For eons, women have believed the golden number for weight loss was 1200. By consuming only 1200 calories a day, dropping those extra kilograms was guaranteed.
But Travelling Dietitian Kara Landau told Daily Mail Australia that information is completely wrong - and will actually do more harm than good.
The Melbourne based accredited practicing dietitian says restricting calories so intensely can often have a negative effect on your health, and any weight actually lost would soon return.
Landau says as many diet products are low in calories but equally as low in nutrients, it's difficult to stay full, which can result in overeating.
'Only 1200 calories doesn’t leave you with a great volume of food in terms of dietary variety and feeling full,' she explained.
'But it’s about what you fill them with. You’ll see a lot of diet products which are calorie controlled but devoid of nutrients.
'There is no protein, probiotics, fibre, vitamins or minerals in these foods.
'Those nutrients will help with energy levels, concentration and help ward off hunger and craving which helps you stick to your diet.'
Even more beneficially, following a diet rich in nutrients and throwing the calorie counting app out the window generally gives you more energy, which helps with maintaining an exercise regime - further encouraging weight loss.
Landau says because nutritious food keeps you fuller for longer as a rule, the risk of overeating is significantly lessened.
It's more than your waistline that will thank you for putting a bit more on your plate.
According to the dietitian, a lack of energy and nutrients can effect your circulation and even your chances of having a baby.
'If your calories are being restricted so much, you’re likely not to get a lot of the nutrients you need, which can put you at risk of reduced fertility,' she explained.

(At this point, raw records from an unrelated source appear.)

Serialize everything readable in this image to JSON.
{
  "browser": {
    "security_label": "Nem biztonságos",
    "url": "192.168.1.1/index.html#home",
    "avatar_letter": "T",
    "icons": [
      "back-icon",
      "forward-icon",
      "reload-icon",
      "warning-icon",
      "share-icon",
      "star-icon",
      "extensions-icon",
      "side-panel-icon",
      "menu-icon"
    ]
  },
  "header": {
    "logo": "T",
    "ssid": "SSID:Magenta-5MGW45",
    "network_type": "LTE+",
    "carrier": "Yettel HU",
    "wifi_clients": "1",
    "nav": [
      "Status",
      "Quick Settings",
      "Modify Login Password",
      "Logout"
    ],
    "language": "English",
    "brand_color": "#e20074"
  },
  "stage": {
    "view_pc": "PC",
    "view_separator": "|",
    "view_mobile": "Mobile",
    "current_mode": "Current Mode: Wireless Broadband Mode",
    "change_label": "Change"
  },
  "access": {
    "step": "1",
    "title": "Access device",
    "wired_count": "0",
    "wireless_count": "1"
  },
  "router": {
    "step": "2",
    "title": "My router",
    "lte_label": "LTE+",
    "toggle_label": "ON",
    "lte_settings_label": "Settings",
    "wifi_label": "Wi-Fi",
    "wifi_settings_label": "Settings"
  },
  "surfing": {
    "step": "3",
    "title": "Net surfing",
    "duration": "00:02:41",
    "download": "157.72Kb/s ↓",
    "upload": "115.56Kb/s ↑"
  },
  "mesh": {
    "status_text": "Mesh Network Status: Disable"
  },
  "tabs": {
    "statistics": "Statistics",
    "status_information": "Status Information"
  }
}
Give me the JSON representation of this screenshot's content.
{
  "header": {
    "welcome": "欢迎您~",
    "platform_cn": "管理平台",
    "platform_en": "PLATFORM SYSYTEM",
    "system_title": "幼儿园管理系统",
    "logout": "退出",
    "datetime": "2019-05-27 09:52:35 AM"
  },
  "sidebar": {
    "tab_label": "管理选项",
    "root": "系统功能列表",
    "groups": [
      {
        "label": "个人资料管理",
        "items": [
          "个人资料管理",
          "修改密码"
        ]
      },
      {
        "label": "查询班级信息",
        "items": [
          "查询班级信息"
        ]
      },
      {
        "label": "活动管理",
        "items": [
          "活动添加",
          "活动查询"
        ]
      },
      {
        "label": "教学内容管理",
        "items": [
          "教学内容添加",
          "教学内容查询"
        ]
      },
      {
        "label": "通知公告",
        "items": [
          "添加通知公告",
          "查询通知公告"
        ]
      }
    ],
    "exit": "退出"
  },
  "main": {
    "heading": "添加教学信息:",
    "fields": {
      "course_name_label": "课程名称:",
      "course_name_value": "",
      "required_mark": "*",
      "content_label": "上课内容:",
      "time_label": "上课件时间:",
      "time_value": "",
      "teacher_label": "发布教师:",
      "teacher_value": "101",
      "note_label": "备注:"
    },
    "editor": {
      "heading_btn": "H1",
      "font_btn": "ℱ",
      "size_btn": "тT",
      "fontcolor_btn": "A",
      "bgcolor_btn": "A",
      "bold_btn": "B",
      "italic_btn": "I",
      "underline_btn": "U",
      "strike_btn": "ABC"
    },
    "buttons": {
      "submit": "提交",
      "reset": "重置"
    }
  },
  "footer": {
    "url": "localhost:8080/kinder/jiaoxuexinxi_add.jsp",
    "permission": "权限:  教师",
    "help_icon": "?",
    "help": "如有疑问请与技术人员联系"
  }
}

'Healthy fats are required for hormone production, and they're often cut out in the bid to stay under 1200 calories.